Glaxo investing $97 million in AIDS drugs for Africa

LONDON (Reuters) - GlaxoSmithKline plans to invest up to 60 million pounds ($97 million) over 10 years to improve research, development and access to AIDS drugs in Africa, the world’s second biggest drugmaker said on Tuesday.

It has also agreed a new free voluntary licensing agreement for AIDS drug abacavir, or Ziagen, with South African generic drugmaker Aspen Pharmacare, in which it has a 16 percent stake. Aspen will manufacture a cheaper generic version of the drug.

The latest steps, announced by Glaxo Chief Executive Andrew Witty on a visit to Kenya, follow pressure from campaigners and some governments for drug companies to do more to get life-saving medicines to the poor, particularly in sub-Saharan Africa.

Glaxo took a lead in February by promising to place many of its patents on drugs for tropical diseases into a free “pool,” but it stopped short of offering patents on medicines for HIV/AIDS, which it does not consider to be a neglected disease.

“Up until now I’ve not really seen the articulation of how a patent pool in this particular area (HIV/AIDS) would change things dramatically,” Witty told reporters in conference call.

“The patent pool on neglected diseases was because there was really no research going on in that area -- HIV is not a neglected disease.”

So far Glaxo is the only big drug company to have committed to pool some of drug patents, although it was joined in the initiative last week by U.S. biotech Alnylam Pharmaceuticals. Glaxo hopes others will follow suit. Its new investments will see up to 50 million pounds channeled into a fund to support non-governmental organizations working with pregnant women to prevent mother-to-child transmission of HIV.
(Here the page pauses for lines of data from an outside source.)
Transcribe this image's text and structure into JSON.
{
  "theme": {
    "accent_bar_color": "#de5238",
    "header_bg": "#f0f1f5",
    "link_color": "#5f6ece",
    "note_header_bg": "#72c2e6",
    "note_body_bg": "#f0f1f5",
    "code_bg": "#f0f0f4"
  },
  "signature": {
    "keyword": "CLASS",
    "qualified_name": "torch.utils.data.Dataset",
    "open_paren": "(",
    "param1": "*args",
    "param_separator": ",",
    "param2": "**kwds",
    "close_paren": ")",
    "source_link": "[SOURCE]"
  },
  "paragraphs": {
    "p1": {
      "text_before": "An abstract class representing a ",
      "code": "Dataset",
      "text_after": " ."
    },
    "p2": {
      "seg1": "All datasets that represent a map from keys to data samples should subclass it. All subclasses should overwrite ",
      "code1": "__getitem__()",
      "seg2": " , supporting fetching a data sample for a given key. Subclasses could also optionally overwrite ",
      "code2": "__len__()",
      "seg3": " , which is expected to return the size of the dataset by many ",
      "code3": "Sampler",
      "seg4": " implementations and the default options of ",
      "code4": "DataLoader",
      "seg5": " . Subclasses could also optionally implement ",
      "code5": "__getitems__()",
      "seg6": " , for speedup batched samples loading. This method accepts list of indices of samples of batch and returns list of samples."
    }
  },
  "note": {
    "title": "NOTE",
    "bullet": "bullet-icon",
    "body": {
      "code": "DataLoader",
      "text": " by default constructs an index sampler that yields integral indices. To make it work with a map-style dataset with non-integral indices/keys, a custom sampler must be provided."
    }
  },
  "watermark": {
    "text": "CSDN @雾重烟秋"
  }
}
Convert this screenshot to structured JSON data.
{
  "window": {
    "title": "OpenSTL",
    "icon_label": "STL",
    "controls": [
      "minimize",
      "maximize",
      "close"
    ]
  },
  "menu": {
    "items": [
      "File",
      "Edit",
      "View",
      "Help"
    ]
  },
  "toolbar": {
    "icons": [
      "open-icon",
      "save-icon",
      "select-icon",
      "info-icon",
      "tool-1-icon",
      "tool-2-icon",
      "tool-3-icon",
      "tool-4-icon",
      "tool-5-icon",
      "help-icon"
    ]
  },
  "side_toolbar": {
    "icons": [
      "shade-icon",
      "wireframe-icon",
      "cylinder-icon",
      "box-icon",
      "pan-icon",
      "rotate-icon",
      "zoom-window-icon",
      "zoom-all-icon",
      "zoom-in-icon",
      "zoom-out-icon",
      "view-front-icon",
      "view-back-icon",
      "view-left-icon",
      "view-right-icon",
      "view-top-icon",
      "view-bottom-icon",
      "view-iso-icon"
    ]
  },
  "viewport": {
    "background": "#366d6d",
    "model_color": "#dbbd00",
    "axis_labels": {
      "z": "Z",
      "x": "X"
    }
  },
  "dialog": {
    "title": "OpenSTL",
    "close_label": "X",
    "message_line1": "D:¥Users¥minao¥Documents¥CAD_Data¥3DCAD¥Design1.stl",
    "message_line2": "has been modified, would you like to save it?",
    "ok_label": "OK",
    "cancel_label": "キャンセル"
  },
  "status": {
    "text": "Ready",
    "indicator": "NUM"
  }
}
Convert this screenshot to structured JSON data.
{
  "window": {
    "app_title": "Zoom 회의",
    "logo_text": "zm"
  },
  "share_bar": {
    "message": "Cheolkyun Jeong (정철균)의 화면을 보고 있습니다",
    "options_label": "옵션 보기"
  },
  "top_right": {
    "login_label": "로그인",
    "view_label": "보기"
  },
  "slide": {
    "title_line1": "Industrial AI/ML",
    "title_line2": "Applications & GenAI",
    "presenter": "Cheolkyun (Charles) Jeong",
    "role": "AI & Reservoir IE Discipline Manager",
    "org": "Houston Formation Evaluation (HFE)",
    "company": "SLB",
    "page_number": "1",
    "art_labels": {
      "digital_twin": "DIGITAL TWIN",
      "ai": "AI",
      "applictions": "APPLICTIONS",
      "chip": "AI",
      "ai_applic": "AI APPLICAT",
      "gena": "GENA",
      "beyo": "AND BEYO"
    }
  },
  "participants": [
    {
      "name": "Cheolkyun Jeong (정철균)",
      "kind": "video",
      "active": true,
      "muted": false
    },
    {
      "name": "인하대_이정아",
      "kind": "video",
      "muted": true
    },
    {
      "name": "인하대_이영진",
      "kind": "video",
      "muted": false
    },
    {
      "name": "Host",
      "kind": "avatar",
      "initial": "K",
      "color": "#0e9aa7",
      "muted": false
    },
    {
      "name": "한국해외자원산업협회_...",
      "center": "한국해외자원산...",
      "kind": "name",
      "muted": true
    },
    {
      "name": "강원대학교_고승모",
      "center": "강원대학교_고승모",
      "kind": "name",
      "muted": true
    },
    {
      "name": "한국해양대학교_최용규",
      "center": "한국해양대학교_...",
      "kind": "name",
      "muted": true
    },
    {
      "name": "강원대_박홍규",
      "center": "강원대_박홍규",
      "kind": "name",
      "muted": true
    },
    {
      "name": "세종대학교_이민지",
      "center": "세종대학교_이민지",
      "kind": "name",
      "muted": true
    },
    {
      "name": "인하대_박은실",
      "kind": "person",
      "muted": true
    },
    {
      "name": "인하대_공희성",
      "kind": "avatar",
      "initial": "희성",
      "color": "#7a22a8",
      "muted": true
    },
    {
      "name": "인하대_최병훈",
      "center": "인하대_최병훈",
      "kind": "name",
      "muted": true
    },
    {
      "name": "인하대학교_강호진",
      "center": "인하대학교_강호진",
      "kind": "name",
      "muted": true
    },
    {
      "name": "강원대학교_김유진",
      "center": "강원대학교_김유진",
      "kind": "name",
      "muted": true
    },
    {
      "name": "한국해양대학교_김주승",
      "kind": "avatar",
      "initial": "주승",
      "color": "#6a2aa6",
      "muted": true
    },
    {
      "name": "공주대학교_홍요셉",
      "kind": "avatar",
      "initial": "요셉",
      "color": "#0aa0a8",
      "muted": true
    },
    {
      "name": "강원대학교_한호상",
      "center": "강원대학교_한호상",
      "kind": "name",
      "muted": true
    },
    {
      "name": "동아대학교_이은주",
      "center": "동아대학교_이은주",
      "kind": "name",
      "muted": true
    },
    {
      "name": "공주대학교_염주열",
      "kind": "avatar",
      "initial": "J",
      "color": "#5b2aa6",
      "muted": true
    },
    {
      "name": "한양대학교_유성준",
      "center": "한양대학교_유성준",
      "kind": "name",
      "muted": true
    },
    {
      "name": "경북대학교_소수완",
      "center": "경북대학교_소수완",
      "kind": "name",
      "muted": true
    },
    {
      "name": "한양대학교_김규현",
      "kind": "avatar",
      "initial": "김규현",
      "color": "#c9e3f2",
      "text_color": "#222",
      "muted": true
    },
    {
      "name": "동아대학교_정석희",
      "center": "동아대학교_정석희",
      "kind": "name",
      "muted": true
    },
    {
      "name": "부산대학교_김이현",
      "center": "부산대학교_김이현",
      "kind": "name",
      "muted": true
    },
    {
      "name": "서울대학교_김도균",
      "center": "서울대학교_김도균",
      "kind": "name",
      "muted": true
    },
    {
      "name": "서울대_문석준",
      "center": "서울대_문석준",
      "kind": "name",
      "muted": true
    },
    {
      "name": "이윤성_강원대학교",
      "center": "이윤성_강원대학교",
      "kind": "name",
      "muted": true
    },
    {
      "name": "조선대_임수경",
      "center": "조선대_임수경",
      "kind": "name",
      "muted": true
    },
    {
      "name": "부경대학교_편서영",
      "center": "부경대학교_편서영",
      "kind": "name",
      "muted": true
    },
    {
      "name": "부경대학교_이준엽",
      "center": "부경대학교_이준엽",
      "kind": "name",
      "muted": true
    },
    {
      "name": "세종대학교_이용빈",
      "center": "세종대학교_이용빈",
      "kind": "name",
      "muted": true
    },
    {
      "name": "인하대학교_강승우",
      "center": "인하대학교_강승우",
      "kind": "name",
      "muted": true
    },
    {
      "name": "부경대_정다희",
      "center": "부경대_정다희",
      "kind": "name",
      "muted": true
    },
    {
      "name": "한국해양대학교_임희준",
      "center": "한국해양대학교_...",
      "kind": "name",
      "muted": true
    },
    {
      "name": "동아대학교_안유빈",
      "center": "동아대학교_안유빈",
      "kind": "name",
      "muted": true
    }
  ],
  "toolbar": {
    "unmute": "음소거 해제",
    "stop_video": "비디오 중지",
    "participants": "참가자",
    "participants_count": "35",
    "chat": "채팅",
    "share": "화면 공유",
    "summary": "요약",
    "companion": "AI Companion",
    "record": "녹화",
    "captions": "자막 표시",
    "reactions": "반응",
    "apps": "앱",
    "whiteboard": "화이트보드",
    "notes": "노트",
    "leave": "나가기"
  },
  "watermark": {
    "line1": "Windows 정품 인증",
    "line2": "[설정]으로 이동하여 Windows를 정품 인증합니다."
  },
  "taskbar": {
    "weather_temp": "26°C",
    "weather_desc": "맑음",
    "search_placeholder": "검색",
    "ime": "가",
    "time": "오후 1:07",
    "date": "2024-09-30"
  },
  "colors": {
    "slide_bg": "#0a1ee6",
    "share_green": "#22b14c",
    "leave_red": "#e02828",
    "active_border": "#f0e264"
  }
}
A further 10 million pounds in seed funding will go to support public-private partnership work in developing AIDS medicines specifically for children.

($1=.6147 pounds)

Reporting by Ben Hirschler; Editing by Greg Mahlich